If you are very unfortunate to have your trip cancelled altogether due to weather, operators have a clear refund policy in place or will offer you the choice to re-book on an alternative date. 

For shorter delays, compensation isn’t typically offered as weather is beyond anyone’s control and must be accepted as one of the risks of opting to fly. If you are uncomfortable with this, perhaps sailing to Antarctica, which is less prone to delays through adverse weather, may be a better option.

When do I need to book?

Due to the combination of the short flying season, limited flights and their huge popularity, these trips are in increasingly high demand and planning well ahead is crucial. You should definitely be booking your place(s) 10 - 18 months in advance of your departure date, but the general rule of thumb is the earlier the better, particularly for the prime dates around Christmas and New Year.

Alex says

FAQs about Flights to Antarctica

  • Why avoid the Drake Passage?

    This narrow neck of water between the tip of Patagonia (Cape Horn) and the Antarctic Peninsula is the point at which the Atlantic and Pacific Oceans collide and is infamous as one of the roughest stretches of sea in the world. The ensuing currents can cause huge upwellings, or 'Waves of Terror', which at times can reach heights of 50 feet/ 15 metres. Typically only 30% of Drake crossings experience rough weather, however those prone to seasickness may do well by choosing to fly and not take the risk.

  • When's the best time to fly?

    As with so much in life, the answer sadly isn’t a simple one and there isn’t an optimal window. There are no set patterns to Antarctic weather and so it's better to focus on when it suits you to travel.

  • What’s the baggage allowance?

    Travelling to Antarctica by plane definitely requires light packing! The luggage allowance is only 15 kg per passenger, including hand luggage. You do have the option to leave items in Punta Arenas and if joining a ship in Antarctica there will be a laundry service on board.

  • Will I get to see Antarctica from the plane?

    If you are flying to King George Island in the South Shetlands you won’t fly over Antarctica as you will be largely flying over water and then landing in the South Shetland Islands, which are located 90km/ 55 miles northwest of the Antarctic continent. If it's a clear day though, you may lucky enough to see Cape Horn en route.

    For those select few flying into the interior, and perhaps all the way to the South Pole, you will certainly get some grand views of The White Continent from above.

How to Fly to Antarctica

Ready to plan your Antarctic adventure?

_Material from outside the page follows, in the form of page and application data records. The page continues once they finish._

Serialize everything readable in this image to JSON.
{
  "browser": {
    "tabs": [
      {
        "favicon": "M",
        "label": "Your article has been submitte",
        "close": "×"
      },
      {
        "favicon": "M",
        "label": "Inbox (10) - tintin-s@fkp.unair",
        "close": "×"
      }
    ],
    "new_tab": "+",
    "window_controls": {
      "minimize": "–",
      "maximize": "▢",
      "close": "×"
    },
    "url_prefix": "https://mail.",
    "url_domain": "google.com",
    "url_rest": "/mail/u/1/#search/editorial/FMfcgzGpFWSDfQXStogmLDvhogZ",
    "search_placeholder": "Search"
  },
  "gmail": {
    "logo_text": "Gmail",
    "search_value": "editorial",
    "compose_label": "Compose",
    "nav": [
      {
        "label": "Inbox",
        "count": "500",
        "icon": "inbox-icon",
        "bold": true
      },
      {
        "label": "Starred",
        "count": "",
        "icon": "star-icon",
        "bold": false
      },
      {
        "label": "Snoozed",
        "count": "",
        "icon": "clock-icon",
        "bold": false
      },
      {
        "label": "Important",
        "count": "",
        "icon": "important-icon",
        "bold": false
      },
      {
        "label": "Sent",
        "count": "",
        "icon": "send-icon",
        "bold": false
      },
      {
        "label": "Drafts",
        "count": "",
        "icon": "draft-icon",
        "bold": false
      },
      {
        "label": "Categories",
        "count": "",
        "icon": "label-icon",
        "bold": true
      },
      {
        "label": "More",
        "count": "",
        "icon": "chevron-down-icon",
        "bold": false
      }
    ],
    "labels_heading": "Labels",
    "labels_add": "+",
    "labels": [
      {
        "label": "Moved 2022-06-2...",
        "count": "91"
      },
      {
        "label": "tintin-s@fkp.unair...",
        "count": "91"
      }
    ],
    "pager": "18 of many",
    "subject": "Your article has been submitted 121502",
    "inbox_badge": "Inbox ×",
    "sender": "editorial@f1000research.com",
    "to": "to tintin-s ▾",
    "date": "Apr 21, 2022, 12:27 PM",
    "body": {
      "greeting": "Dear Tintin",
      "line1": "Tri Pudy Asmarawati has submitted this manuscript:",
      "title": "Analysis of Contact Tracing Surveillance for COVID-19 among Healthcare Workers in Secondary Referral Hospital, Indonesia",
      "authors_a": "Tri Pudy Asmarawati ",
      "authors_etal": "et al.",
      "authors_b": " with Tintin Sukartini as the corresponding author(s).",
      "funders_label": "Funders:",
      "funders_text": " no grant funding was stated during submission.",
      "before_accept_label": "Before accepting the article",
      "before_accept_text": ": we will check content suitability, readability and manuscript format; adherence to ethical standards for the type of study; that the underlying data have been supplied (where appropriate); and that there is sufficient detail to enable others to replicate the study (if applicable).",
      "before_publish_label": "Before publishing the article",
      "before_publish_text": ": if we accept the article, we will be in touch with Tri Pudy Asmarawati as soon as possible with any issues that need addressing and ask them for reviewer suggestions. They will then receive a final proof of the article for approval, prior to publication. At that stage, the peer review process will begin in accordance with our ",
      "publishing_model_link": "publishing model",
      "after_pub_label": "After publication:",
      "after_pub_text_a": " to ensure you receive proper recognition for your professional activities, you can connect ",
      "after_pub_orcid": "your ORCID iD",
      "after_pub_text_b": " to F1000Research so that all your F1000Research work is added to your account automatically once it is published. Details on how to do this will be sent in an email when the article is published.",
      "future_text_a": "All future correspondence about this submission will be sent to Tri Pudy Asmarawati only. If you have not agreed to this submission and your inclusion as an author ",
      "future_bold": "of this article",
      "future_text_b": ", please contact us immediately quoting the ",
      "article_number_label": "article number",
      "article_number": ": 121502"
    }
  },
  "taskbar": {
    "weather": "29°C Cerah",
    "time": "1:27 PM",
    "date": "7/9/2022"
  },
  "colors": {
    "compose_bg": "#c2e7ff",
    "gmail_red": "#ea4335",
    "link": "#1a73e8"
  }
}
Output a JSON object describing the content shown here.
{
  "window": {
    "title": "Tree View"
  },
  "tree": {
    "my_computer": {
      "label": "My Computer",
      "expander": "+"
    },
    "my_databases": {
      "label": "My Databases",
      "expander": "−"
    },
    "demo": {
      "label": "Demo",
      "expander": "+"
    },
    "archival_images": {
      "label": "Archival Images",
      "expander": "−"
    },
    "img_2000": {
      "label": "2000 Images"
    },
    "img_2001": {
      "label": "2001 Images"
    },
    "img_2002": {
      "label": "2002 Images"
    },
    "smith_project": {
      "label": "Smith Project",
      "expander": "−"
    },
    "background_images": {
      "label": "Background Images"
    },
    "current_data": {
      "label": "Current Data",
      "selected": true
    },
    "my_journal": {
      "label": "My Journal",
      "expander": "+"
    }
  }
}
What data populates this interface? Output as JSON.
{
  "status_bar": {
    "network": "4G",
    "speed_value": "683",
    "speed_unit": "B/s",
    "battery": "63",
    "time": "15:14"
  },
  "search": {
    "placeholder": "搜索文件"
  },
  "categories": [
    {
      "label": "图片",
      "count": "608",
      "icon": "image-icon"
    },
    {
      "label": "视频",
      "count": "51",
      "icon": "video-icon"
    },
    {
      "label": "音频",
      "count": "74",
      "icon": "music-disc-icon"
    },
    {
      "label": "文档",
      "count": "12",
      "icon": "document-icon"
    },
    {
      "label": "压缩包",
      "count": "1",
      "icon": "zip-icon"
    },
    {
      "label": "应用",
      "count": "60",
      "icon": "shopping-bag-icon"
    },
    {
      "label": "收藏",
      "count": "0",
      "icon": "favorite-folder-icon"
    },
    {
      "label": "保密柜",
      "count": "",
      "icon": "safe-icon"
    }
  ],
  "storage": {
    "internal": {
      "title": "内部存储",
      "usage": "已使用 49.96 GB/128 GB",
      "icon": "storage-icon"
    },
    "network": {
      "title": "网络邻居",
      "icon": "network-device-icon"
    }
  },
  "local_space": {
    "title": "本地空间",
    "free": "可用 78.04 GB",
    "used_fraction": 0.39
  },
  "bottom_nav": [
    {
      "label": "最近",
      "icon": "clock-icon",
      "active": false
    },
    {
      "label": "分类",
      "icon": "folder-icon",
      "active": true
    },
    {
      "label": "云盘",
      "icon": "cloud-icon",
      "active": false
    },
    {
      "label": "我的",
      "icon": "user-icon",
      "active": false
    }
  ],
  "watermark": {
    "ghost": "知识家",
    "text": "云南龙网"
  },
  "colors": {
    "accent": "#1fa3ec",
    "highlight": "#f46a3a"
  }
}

  • Swoop Antarctica Expert Luke
  • Swoop Antarctica Expert Aimee
  • Swoop Antarctica Expert Alex
  • Swoop Antarctica Expert John
  • Swoop Antarctica Expert Loli
  • Swoop Antarctica Expert Chantal

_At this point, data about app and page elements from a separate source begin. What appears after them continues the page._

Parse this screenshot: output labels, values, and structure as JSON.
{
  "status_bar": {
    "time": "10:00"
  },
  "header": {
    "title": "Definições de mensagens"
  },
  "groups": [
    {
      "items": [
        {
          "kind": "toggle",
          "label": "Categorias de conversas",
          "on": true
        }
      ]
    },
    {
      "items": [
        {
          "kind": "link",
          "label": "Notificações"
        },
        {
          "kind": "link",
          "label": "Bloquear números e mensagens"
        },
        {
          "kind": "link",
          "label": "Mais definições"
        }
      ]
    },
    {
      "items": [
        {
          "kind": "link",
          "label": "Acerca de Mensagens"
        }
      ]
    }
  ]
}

With over 10 years' experience in Antarctica, we can guide you through the maze of options to choose the perfect voyage.